TASK:
Exact copies of the records below are needed, free of pictures.

RECORDS TO PROCESS:
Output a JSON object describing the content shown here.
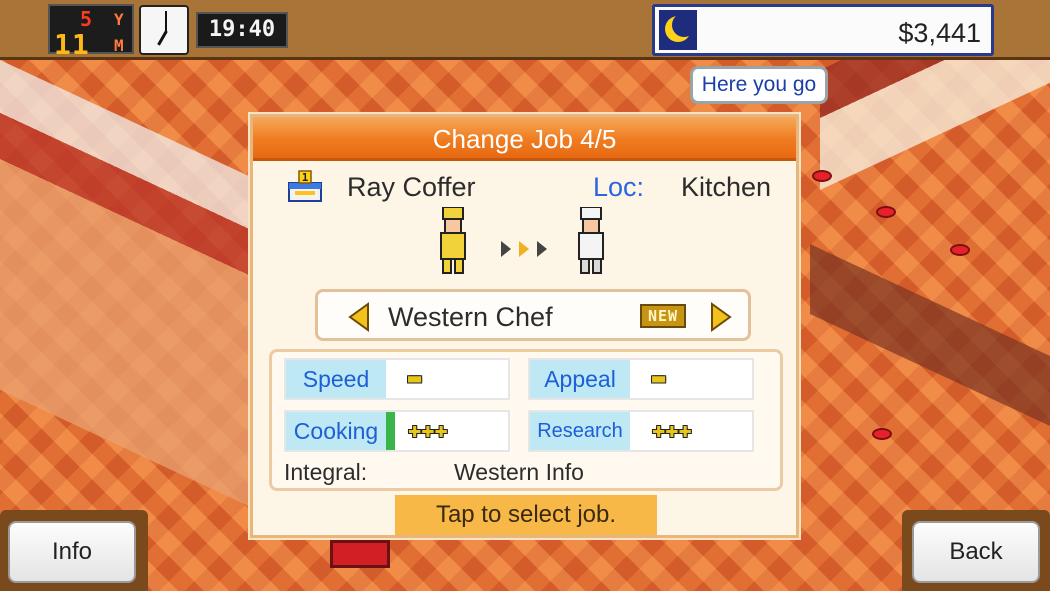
{
  "hud": {
    "year": "5",
    "year_unit": "Y",
    "month": "11",
    "month_unit": "M",
    "time": "19:40",
    "money": "$3,441",
    "clock_icon": "clock-icon",
    "time_of_day_icon": "moon-icon"
  },
  "bubble": {
    "text": "Here you go"
  },
  "dialog": {
    "title": "Change Job 4/5",
    "staff": {
      "rank": "1",
      "name": "Ray Coffer",
      "loc_label": "Loc:",
      "loc_value": "Kitchen"
    },
    "job": {
      "name": "Western Chef",
      "badge": "NEW"
    },
    "stats": [
      {
        "label": "Speed",
        "value": "▬",
        "bar": false
      },
      {
        "label": "Appeal",
        "value": "▬",
        "bar": false
      },
      {
        "label": "Cooking",
        "value": "✚✚✚",
        "bar": true
      },
      {
        "label": "Research",
        "value": "✚✚✚",
        "bar": false
      }
    ],
    "integral_label": "Integral:",
    "integral_value": "Western Info",
    "hint": "Tap to select job."
  },
  "buttons": {
    "info": "Info",
    "back": "Back"
  },
  "colors": {
    "title_orange": "#ef7c20",
    "loc_blue": "#2a66e0",
    "stat_label_bg": "#bde8f4",
    "hint_bg": "#f7b848"
  }
}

SOLUTION FOR THIS EXERCISE:
Output a JSON object describing the content shown here.
{
  "hud": {
    "year": "5",
    "year_unit": "Y",
    "month": "11",
    "month_unit": "M",
    "time": "19:40",
    "money": "$3,441",
    "clock_icon": "clock-icon",
    "time_of_day_icon": "moon-icon"
  },
  "bubble": {
    "text": "Here you go"
  },
  "dialog": {
    "title": "Change Job 4/5",
    "staff": {
      "rank": "1",
      "name": "Ray Coffer",
      "loc_label": "Loc:",
      "loc_value": "Kitchen"
    },
    "job": {
      "name": "Western Chef",
      "badge": "NEW"
    },
    "stats": [
      {
        "label": "Speed",
        "value": "▬",
        "bar": false
      },
      {
        "label": "Appeal",
        "value": "▬",
        "bar": false
      },
      {
        "label": "Cooking",
        "value": "✚✚✚",
        "bar": true
      },
      {
        "label": "Research",
        "value": "✚✚✚",
        "bar": false
      }
    ],
    "integral_label": "Integral:",
    "integral_value": "Western Info",
    "hint": "Tap to select job."
  },
  "buttons": {
    "info": "Info",
    "back": "Back"
  },
  "colors": {
    "title_orange": "#ef7c20",
    "loc_blue": "#2a66e0",
    "stat_label_bg": "#bde8f4",
    "hint_bg": "#f7b848"
  }
}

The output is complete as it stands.